How do you turn passive audiences into active advocates?
On September 11 at 1 pm Eastern Time, Beverly Herscovitch from the Alzheimer Society of Toronto will host #hcsmca. She wrote this blog post to set the stage.
By Beverly Herscovitch (@bhersc)
How do you achieve awareness, or even engagement, with communities who aren’t directly affected by your cause?
What does awareness even mean? And what type of action should the awareness translate into?
At the Alzheimer Society of Toronto, we’ve come to see awareness, at its most basic level, means increased knowledge. Increased knowledge leads to better understanding, which means fewer misconceptions, less discrimination and less stigma in our community. When people better understand the experiences of those living with serious illness, we can create a more empathetic society. Awareness can lead to more tangible actions, like volunteering, donating, actively educating others or even modifying their behaviours to respect the needs of people living with these illnesses.
Social media is a great tool to use to get healthy people discussing diseases that might not directly affect them. At the Alzheimer Society of Toronto, we are always grappling with the question of how to increase Alzheimer’s awareness among a younger demographic, a disease that is typically associated with old age.
We definitely know it’s doable. At the Alzheimer Society of Toronto, we’ve seen plenty of examples where third-party individuals (people not directly affiliated with the organization) have certainly taken an active role in raising Alzheimer’s awareness in our community.
Several years ago, a group of young professionals began an initiative to educate the public about early onset dementia. These young adults created a fundraising event, Memory Ball, to raise money for the Alzheimer Society of Toronto. This past year marked its second year fundraising, and has already become one of our largest third-party fundraisers, helping to support the growing community of 42,000 people living with dementia in Toronto. Besides fundraising, these young adults also use social media daily as a way work to educate their peers about Alzheimer’s disease and other dementias. Through making connections online, they are able to inspire other people to become passionate about an illness that actually indirectly affects everyone in our community.
More recently, a small group of students at the University of Toronto established the university’s first club based solely on Alzheimer’s advocacy. Students Against Alzheimer (SAAUT) will work to raise public awareness for Alzheimer’s disease, and create a web of closely connected and highly devoted volunteers.
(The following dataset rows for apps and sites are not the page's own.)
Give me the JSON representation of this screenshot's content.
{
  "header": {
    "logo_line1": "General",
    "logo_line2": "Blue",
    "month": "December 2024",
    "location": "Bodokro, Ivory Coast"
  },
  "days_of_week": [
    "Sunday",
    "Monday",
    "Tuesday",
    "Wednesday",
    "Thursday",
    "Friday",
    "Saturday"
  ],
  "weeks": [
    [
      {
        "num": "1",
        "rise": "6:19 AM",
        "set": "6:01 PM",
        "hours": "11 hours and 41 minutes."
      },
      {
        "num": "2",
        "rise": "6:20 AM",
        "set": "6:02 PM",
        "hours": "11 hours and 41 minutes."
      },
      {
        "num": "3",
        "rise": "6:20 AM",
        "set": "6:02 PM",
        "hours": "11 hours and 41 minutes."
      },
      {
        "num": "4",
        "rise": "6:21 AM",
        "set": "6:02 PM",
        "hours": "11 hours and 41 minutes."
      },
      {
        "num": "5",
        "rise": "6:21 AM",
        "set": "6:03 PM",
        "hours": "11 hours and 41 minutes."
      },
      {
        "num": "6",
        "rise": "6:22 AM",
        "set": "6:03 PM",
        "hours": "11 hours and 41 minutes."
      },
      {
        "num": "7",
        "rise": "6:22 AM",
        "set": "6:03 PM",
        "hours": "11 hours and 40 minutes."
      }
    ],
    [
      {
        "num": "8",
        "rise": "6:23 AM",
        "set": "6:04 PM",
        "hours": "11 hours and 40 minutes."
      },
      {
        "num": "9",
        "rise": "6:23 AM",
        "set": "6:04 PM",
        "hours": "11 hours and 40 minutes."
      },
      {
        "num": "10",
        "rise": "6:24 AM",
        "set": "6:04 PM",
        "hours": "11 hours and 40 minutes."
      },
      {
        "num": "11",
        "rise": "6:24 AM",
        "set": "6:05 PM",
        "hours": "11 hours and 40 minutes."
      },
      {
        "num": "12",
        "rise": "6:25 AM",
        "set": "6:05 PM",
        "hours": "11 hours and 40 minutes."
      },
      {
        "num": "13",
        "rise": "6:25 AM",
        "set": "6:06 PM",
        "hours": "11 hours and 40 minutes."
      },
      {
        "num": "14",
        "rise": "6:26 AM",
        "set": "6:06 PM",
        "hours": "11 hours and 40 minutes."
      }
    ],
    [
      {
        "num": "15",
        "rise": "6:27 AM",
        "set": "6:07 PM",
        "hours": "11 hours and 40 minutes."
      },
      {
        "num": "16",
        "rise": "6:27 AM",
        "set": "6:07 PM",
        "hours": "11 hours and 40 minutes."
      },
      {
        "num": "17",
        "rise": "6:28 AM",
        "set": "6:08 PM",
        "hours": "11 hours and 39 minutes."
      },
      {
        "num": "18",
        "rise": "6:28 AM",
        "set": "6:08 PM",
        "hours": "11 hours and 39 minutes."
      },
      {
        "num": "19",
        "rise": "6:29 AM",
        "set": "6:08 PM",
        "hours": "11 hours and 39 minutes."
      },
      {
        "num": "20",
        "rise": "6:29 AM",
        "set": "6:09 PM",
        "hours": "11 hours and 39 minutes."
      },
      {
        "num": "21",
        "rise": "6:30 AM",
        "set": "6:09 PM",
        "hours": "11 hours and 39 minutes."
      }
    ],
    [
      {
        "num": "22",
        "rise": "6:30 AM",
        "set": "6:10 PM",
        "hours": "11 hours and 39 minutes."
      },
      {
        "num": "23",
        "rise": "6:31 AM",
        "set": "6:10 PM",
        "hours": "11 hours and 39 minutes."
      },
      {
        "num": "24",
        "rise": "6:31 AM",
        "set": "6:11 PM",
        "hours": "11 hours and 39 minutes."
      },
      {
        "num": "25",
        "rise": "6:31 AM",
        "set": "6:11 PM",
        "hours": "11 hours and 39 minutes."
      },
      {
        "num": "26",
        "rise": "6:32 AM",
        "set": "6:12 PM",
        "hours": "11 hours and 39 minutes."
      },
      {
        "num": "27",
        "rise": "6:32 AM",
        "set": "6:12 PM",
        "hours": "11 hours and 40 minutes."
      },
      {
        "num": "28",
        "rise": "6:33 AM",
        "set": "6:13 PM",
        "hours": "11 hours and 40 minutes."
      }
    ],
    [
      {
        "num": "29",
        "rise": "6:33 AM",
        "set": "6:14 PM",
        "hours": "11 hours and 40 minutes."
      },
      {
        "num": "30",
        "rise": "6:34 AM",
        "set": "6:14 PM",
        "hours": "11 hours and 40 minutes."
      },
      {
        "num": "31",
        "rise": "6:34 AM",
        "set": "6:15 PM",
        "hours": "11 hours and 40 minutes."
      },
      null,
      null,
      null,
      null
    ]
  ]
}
We’re excited to see how they use social media to connect with their fellow students at U of T, a school that boasts over 80.000 students.
Keeping these ideas in mind, on September 11th, I’d like the #hcsmca community to help me answer these questions:
- 1) How can social media help get healthy people interested in an illness that doesn’t directly affect them (yet)?
- 1b) For example, getting youth interested in illnesses typically associated with old age? (Alzheimer’s, Parkinsons, etc)
- 2) Social media can help raise awareness (of disease risk factors, health behaviours, etc.) How do you translate awareness into action?